───── Dataset content
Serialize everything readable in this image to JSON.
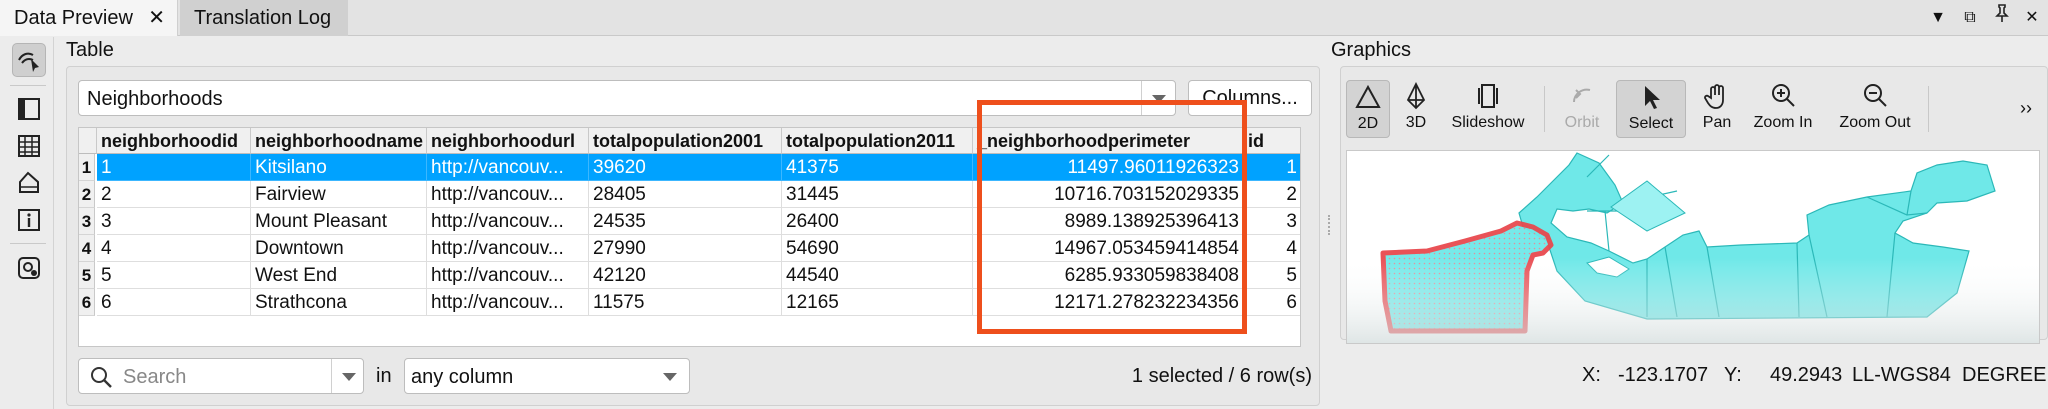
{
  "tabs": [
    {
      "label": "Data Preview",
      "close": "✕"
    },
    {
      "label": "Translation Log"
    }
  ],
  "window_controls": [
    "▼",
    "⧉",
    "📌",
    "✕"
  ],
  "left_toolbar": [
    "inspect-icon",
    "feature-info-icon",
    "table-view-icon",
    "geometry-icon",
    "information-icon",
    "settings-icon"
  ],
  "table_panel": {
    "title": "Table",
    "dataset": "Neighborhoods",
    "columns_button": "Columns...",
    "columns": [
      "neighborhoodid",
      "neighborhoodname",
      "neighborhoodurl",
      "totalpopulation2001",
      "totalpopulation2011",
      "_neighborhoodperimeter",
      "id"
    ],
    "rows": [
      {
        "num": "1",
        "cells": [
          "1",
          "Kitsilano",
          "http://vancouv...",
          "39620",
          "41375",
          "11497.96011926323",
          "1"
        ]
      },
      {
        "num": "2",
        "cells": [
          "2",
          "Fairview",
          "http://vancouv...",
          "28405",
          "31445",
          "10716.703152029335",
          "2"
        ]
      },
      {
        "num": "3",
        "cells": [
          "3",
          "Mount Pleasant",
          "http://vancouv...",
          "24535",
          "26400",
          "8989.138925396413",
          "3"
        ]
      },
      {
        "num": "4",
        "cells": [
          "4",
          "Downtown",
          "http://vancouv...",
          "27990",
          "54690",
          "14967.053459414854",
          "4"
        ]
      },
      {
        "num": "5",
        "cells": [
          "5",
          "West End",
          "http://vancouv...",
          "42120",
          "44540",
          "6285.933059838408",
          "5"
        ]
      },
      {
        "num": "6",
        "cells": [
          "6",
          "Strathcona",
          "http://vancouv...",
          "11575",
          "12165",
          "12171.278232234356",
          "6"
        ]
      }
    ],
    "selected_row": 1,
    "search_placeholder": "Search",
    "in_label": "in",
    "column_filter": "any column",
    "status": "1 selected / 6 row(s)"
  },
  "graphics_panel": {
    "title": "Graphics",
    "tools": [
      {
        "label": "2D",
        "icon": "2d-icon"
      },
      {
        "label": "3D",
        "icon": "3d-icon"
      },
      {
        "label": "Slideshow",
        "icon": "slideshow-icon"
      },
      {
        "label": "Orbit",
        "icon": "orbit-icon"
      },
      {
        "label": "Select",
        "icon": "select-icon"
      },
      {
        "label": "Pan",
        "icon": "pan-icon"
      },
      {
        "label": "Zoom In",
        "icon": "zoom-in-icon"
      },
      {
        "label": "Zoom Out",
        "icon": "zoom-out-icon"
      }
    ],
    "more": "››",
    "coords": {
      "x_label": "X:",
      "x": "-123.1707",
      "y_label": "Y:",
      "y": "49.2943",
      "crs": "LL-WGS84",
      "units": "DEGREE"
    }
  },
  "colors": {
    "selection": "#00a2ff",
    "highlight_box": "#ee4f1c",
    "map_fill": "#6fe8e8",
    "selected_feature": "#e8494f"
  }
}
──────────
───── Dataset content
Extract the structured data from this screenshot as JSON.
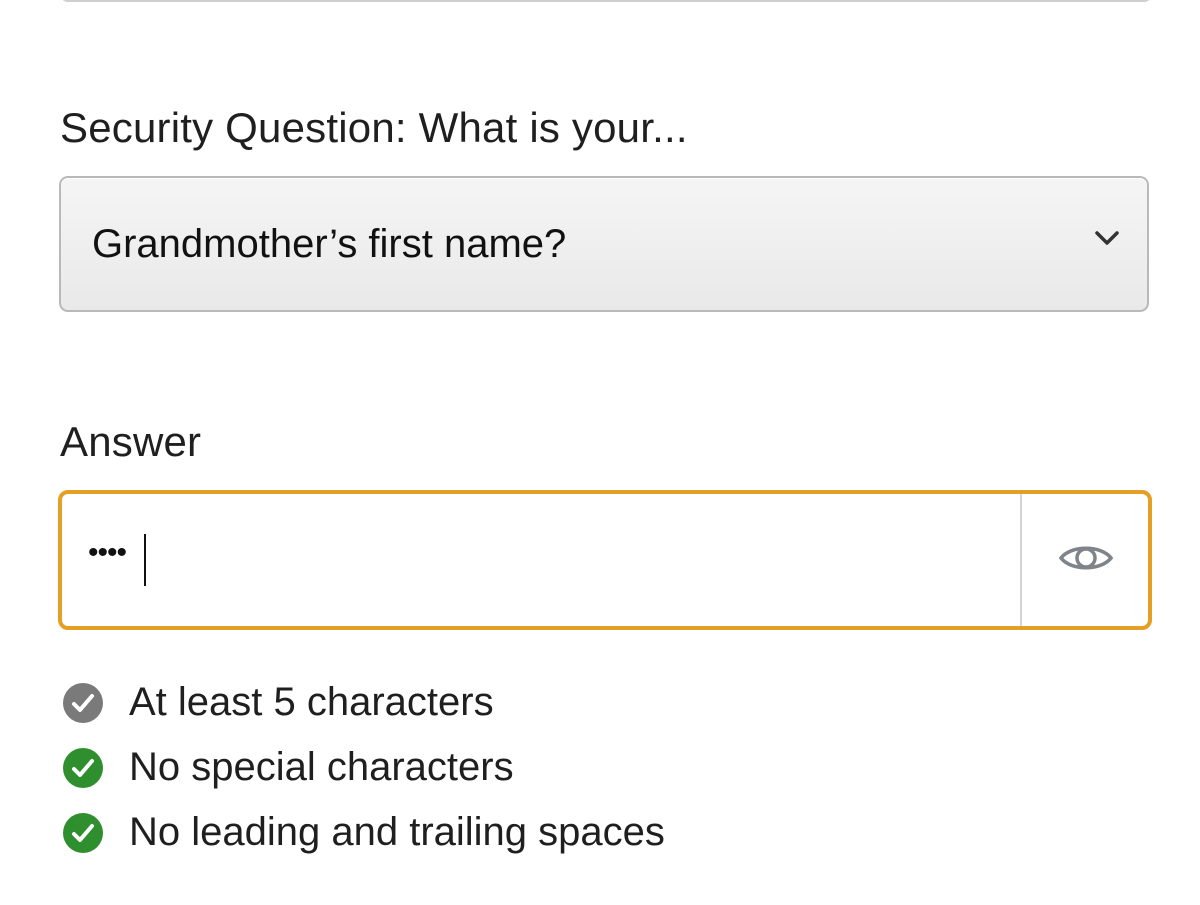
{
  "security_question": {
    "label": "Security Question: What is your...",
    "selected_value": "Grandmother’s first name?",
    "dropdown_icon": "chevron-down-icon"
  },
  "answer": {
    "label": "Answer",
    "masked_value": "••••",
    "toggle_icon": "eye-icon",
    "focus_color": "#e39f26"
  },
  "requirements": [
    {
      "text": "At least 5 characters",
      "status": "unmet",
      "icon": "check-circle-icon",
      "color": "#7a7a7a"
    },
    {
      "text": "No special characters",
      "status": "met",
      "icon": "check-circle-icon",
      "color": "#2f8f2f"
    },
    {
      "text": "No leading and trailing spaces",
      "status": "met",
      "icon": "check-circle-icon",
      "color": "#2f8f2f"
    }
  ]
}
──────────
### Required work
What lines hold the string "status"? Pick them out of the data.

### Task answer
    "status": "1 selected / 6 row(s)"
      "status": "unmet",
      "status": "met",
      "status": "met",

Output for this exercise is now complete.